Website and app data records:
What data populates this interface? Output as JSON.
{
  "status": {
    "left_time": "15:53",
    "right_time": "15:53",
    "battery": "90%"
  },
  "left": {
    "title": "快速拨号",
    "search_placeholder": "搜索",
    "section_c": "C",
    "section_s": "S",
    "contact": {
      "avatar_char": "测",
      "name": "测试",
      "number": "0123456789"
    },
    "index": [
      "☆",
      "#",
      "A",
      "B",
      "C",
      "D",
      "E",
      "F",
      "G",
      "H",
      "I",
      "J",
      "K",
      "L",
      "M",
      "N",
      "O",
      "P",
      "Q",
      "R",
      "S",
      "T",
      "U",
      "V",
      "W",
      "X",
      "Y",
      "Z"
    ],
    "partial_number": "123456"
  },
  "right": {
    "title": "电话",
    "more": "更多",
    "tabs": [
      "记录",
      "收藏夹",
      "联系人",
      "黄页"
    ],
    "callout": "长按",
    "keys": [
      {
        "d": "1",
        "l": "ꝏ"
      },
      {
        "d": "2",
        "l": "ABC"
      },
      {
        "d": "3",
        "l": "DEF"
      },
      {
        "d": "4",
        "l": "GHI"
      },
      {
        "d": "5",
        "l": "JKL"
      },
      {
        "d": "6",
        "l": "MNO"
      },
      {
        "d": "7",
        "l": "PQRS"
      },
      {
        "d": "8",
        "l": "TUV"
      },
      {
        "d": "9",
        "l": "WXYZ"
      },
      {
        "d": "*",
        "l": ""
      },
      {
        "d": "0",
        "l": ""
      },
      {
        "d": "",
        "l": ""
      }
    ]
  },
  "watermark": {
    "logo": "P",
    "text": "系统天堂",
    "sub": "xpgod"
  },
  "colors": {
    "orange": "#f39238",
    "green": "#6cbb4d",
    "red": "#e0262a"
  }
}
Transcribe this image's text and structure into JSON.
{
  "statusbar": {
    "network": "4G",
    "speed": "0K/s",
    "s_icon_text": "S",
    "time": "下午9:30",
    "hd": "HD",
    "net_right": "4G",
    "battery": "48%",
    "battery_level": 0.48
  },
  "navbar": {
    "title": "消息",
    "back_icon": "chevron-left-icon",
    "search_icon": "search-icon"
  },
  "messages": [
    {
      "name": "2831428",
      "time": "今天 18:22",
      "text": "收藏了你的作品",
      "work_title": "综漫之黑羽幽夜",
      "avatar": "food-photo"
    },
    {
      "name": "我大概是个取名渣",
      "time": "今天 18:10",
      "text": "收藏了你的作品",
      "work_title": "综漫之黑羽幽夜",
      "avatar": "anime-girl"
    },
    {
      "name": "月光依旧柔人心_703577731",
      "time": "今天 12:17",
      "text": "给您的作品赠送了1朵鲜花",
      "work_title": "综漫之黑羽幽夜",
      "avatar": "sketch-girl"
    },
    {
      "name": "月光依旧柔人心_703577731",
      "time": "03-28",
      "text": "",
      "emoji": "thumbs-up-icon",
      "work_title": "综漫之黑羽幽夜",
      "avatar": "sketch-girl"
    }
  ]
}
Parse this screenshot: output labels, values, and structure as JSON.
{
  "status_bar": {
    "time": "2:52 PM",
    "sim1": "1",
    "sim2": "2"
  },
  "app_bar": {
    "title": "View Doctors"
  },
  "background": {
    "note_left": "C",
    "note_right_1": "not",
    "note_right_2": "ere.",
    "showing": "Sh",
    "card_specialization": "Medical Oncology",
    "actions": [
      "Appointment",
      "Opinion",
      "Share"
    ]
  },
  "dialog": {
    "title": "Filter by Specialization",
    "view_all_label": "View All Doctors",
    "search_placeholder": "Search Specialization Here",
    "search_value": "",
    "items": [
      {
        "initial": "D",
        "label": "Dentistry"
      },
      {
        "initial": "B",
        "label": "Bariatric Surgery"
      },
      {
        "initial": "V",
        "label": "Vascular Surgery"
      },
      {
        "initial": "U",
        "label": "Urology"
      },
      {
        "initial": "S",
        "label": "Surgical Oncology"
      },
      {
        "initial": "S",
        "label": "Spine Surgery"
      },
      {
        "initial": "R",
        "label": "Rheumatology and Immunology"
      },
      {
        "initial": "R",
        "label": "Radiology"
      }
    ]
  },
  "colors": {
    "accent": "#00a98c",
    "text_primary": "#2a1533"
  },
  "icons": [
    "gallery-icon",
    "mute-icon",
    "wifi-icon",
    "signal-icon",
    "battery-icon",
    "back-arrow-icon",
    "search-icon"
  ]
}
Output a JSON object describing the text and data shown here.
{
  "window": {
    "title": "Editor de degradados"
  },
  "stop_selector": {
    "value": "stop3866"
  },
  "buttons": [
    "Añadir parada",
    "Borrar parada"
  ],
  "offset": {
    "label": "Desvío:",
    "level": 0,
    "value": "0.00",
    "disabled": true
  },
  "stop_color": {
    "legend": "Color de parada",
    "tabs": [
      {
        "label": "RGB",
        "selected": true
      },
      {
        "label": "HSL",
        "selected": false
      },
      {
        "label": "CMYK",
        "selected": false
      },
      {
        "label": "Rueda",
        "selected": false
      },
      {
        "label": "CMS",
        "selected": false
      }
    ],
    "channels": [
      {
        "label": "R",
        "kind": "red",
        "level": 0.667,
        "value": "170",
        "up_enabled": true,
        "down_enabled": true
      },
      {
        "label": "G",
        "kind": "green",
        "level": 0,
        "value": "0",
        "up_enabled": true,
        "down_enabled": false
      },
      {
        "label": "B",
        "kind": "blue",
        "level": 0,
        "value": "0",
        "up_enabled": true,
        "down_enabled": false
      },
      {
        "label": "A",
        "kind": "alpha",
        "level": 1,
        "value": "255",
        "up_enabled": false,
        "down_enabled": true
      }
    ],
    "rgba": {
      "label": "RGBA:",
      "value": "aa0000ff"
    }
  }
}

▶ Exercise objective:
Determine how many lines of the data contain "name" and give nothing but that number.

▶ Output below:
5